The volatility throughout the fourth quarter and December was enough to rattle the nerves of most investors. And a large sell-off right at the start of 2019 spooked investors further, at least before the Dow Jones industrial average posted a multiday recovery that took the index up about 1,250 points from its lows. While investors might have blamed machine trading and algorithms for the selling pressure in December, this was during a period when most people didn’t want to buy stocks. And it was a time when economic numbers and corporate news were looking less and less grand each week.
Now the investing community is preparing for waves of corporate earnings reports for the fourth quarter of 2018. Some companies are likely to post stellar earnings compared with the December quarter estimates, but where things are looking rather shaky is what to expect for guidance for the first quarter and for all of 2019. It is this guidance that should be of concern here, because at the current time most international corporations have every single reason to be cautious and conservative. They have no idea if trade talks will really result in a grand bargain with China, no idea if the partial government shutdown will get resolved, no clue if Federal Reserve Chair Powell really will slow down on the rate hike game, and no idea if the economic picture will improve.

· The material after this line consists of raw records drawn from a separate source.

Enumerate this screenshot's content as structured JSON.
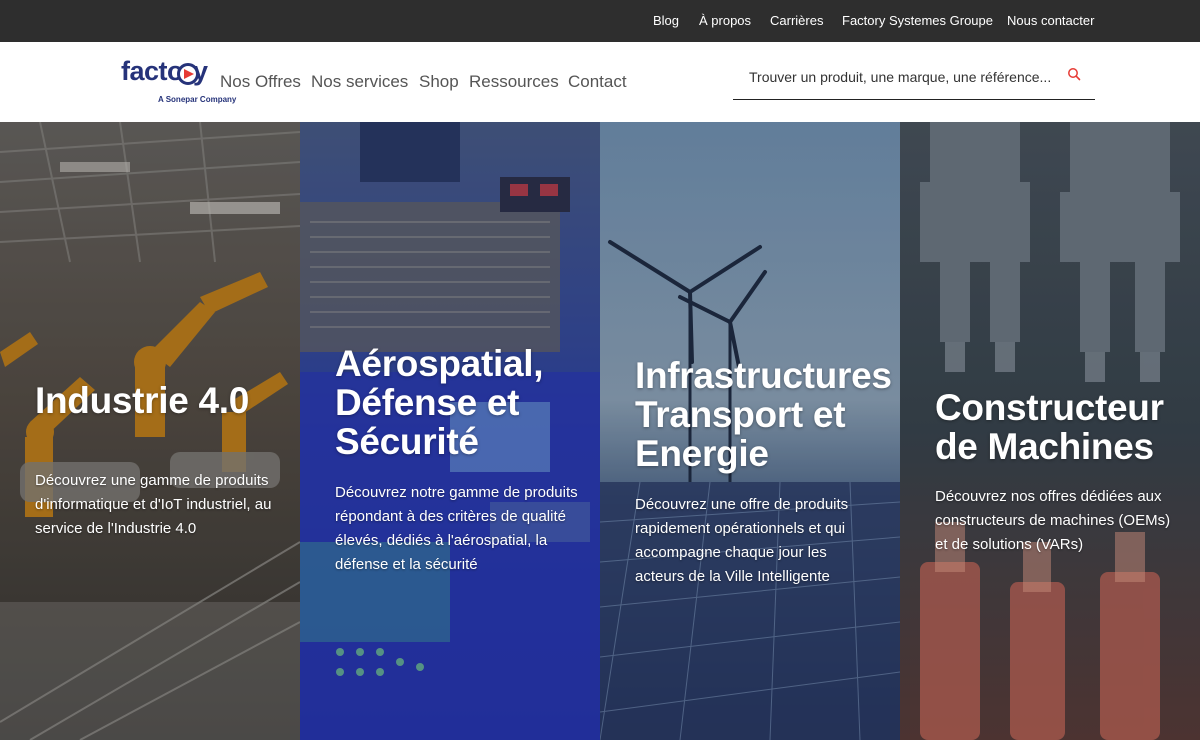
{
  "topbar": {
    "links": [
      "Blog",
      "À propos",
      "Carrières",
      "Factory Systemes Groupe",
      "Nous contacter"
    ]
  },
  "logo": {
    "word": "factory",
    "tagline": "A Sonepar Company",
    "brand_color": "#26337a",
    "accent_color": "#e63a34"
  },
  "nav": {
    "items": [
      "Nos Offres",
      "Nos services",
      "Shop",
      "Ressources",
      "Contact"
    ]
  },
  "search": {
    "placeholder": "Trouver un produit, une marque, une référence...",
    "icon": "search-icon"
  },
  "panels": [
    {
      "title_lines": [
        "Industrie 4.0"
      ],
      "description": "Découvrez une gamme de produits d'informatique et d'IoT industriel, au service de l'Industrie 4.0",
      "image": "robotic-assembly-line"
    },
    {
      "title_lines": [
        "Aérospatial,",
        "Défense et",
        "Sécurité"
      ],
      "description": "Découvrez notre gamme de produits répondant à des critères de qualité élevés, dédiés à l'aérospatial, la défense et la sécurité",
      "image": "control-panel"
    },
    {
      "title_lines": [
        "Infrastructures",
        "Transport et",
        "Energie"
      ],
      "description": "Découvrez une offre de produits rapidement opérationnels et qui accompagne chaque jour les acteurs de la Ville Intelligente",
      "image": "wind-turbines-solar-panels"
    },
    {
      "title_lines": [
        "Constructeur",
        "de Machines"
      ],
      "description": "Découvrez nos offres dédiées aux constructeurs de machines (OEMs) et de solutions (VARs)",
      "image": "bottling-machine"
    }
  ]
}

24/7 Wall St. has warned that the analyst community had not dialed down expectations enough for the current climate. This also means that the investing community was not dialed in enough with reality, even after the major volatility made for the worst December since the Great Depression of the 1930s. At the start of 2019, the model we use for tracking analyst forecasts was pointing to Dow